Entries supplied below:

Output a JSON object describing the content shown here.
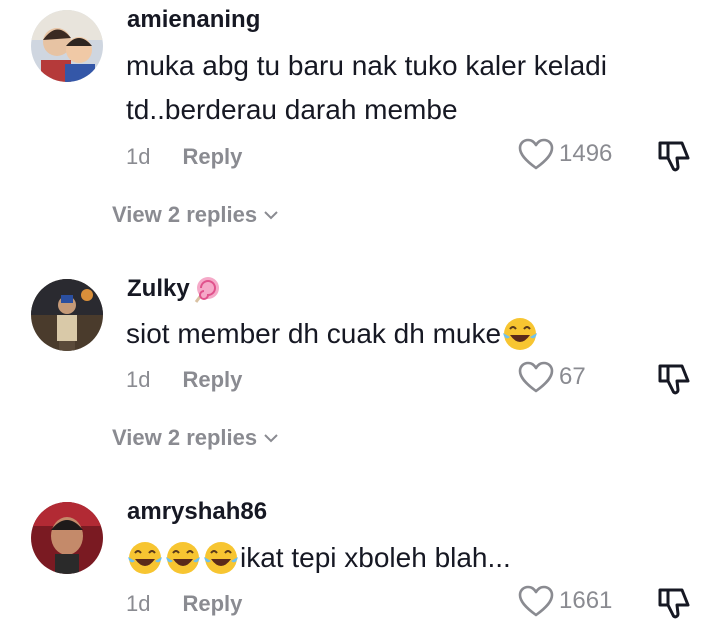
{
  "comments": [
    {
      "username": "amienaning",
      "text_line1": "muka abg tu baru nak tuko kaler keladi",
      "text_line2": "td..berderau darah membe",
      "time": "1d",
      "reply_label": "Reply",
      "likes": "1496",
      "view_replies": "View 2 replies"
    },
    {
      "username": "Zulky",
      "username_emoji": "lollipop",
      "text": "siot member dh cuak dh muke",
      "text_emoji": "face-with-tears-of-joy",
      "time": "1d",
      "reply_label": "Reply",
      "likes": "67",
      "view_replies": "View 2 replies"
    },
    {
      "username": "amryshah86",
      "text": "ikat tepi xboleh blah...",
      "text_emoji": "face-with-tears-of-joy x3",
      "time": "1d",
      "reply_label": "Reply",
      "likes": "1661"
    }
  ]
}
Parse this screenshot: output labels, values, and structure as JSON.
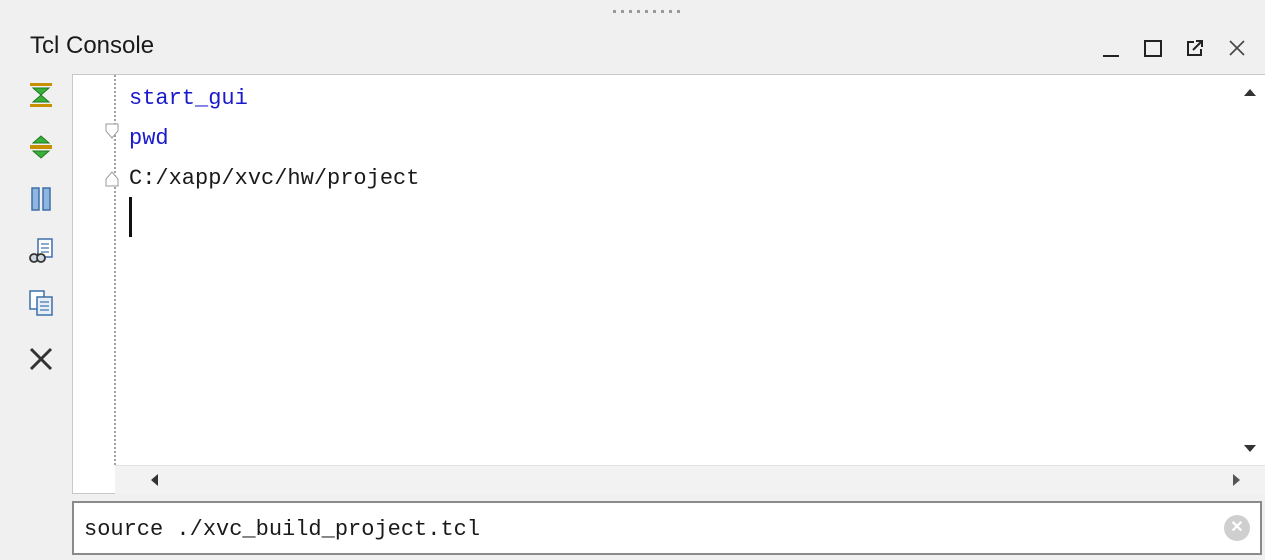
{
  "panel": {
    "title": "Tcl Console",
    "window_controls": [
      {
        "name": "minimize",
        "glyph": "_"
      },
      {
        "name": "maximize",
        "glyph": "☐"
      },
      {
        "name": "float",
        "glyph": "↗"
      },
      {
        "name": "close",
        "glyph": "✕"
      }
    ]
  },
  "toolbar": {
    "items": [
      {
        "name": "collapse-all-icon",
        "icon": "collapse-all"
      },
      {
        "name": "expand-all-icon",
        "icon": "expand-all"
      },
      {
        "name": "pause-icon",
        "icon": "pause"
      },
      {
        "name": "find-icon",
        "icon": "find"
      },
      {
        "name": "copy-icon",
        "icon": "copy"
      },
      {
        "name": "clear-icon",
        "icon": "clear"
      }
    ]
  },
  "console": {
    "lines": [
      {
        "text": "start_gui",
        "kind": "command"
      },
      {
        "text": "pwd",
        "kind": "command"
      },
      {
        "text": "C:/xapp/xvc/hw/project",
        "kind": "output"
      }
    ]
  },
  "input": {
    "value": "source ./xvc_build_project.tcl",
    "clear_glyph": "✕"
  },
  "colors": {
    "command_text": "#1a1acc",
    "output_text": "#1a1a1a",
    "background": "#f0f0f0"
  }
}
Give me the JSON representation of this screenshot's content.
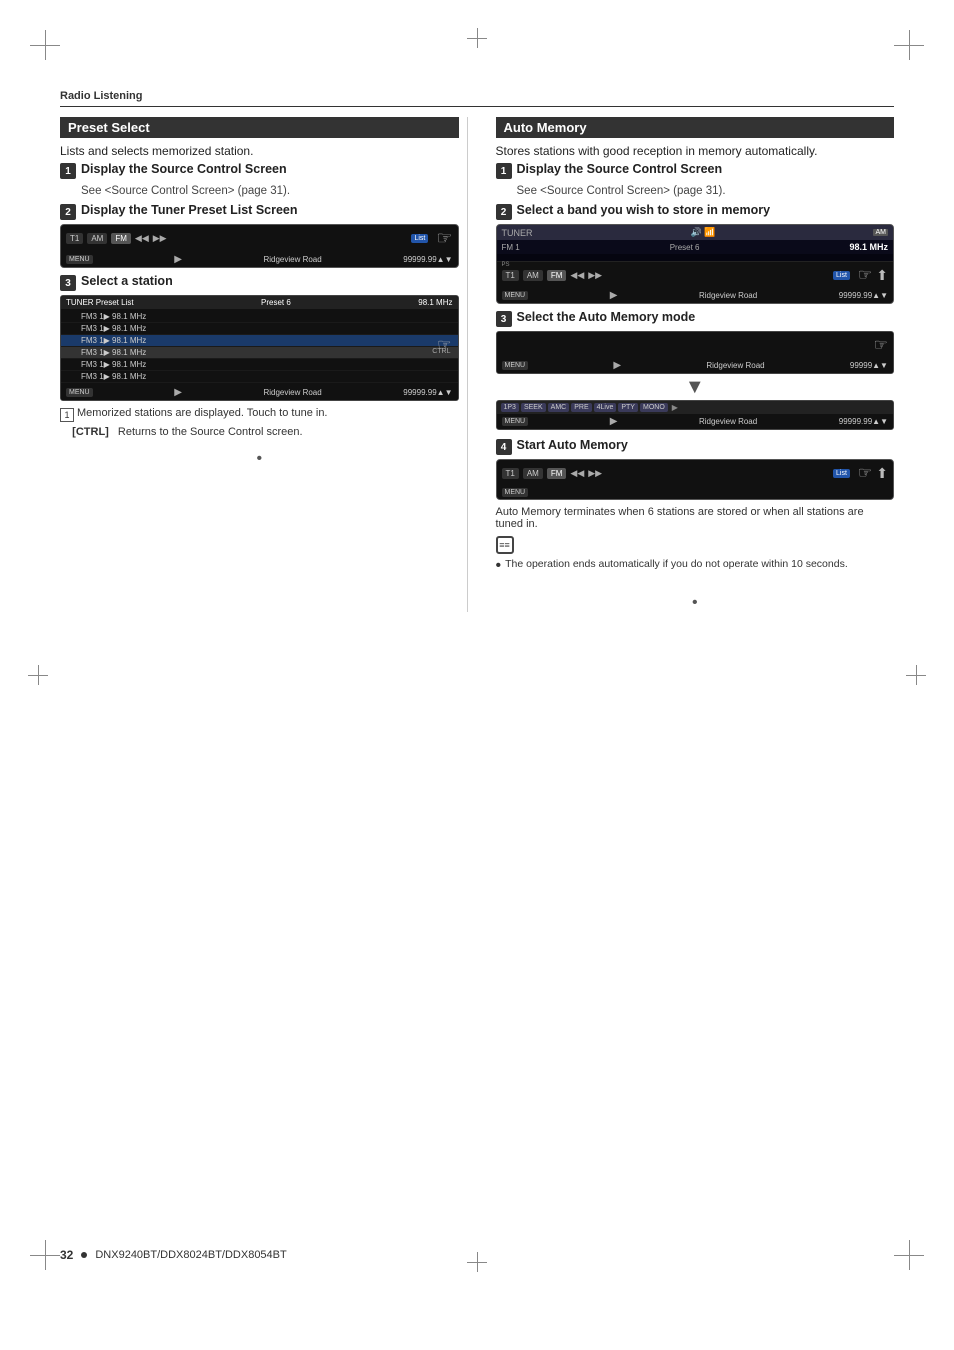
{
  "page": {
    "background": "#fff",
    "section_divider_label": "Radio Listening",
    "footer": {
      "page_num": "32",
      "dot": "●",
      "model": "DNX9240BT/DDX8024BT/DDX8054BT"
    }
  },
  "preset_select": {
    "title": "Preset Select",
    "description": "Lists and selects memorized station.",
    "step1": {
      "num": "1",
      "label": "Display the Source Control Screen",
      "sub": "See <Source Control Screen> (page 31)."
    },
    "step2": {
      "num": "2",
      "label": "Display the Tuner Preset List Screen"
    },
    "step3": {
      "num": "3",
      "label": "Select a station"
    },
    "preset_list_header": {
      "title": "TUNER Preset List",
      "preset": "Preset 6",
      "freq": "98.1 MHz"
    },
    "preset_items": [
      {
        "label": "FM3 1▶  98.1 MHz",
        "state": "normal"
      },
      {
        "label": "FM3 1▶  98.1 MHz",
        "state": "normal"
      },
      {
        "label": "FM3 1▶  98.1 MHz",
        "state": "highlighted"
      },
      {
        "label": "FM3 1▶  98.1 MHz",
        "state": "selected"
      },
      {
        "label": "FM3 1▶  98.1 MHz",
        "state": "normal"
      },
      {
        "label": "FM3 1▶  98.1 MHz",
        "state": "normal"
      }
    ],
    "bottom_bar": {
      "menu": "MENU",
      "road": "Ridgeview Road",
      "num": "99999.99▲▼"
    },
    "note1": {
      "num": "1",
      "text": "Memorized stations are displayed. Touch to tune in."
    },
    "ctrl_note": {
      "label": "[CTRL]",
      "text": "Returns to the Source Control screen."
    },
    "screen_topbar": {
      "left": "T1   AM   FM",
      "preset": "Preset 6",
      "freq": "98.1 MHz"
    },
    "screen_controls": {
      "t1": "T1",
      "am": "AM",
      "fm": "FM",
      "prev": "◀◀",
      "next": "▶▶",
      "list": "List"
    }
  },
  "auto_memory": {
    "title": "Auto Memory",
    "description": "Stores stations with good reception in memory automatically.",
    "step1": {
      "num": "1",
      "label": "Display the Source Control Screen",
      "sub": "See <Source Control Screen> (page 31)."
    },
    "step2": {
      "num": "2",
      "label": "Select a band you wish to store in memory"
    },
    "step3": {
      "num": "3",
      "label": "Select the Auto Memory mode"
    },
    "step4": {
      "num": "4",
      "label": "Start Auto Memory"
    },
    "tuner_screen": {
      "label": "TUNER",
      "fm": "FM  1",
      "preset": "Preset 6",
      "freq": "98.1 MHz"
    },
    "bottom_bar": {
      "menu": "MENU",
      "road": "Ridgeview Road",
      "num": "99999.99▲▼"
    },
    "seek_buttons": [
      "1P3",
      "SEEK",
      "AMC",
      "PRE",
      "4Live",
      "PTY",
      "MONO"
    ],
    "auto_memory_note": "Auto Memory terminates when 6 stations are stored or when all stations are tuned in.",
    "bullet_note": "The operation ends automatically if you do not operate within 10 seconds."
  }
}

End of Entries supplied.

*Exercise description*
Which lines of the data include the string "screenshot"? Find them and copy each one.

*Answer to this problem*
Parse this screenshot: output labels, values, and structure as JSON.
Give me the JSON representation of this screenshot's content.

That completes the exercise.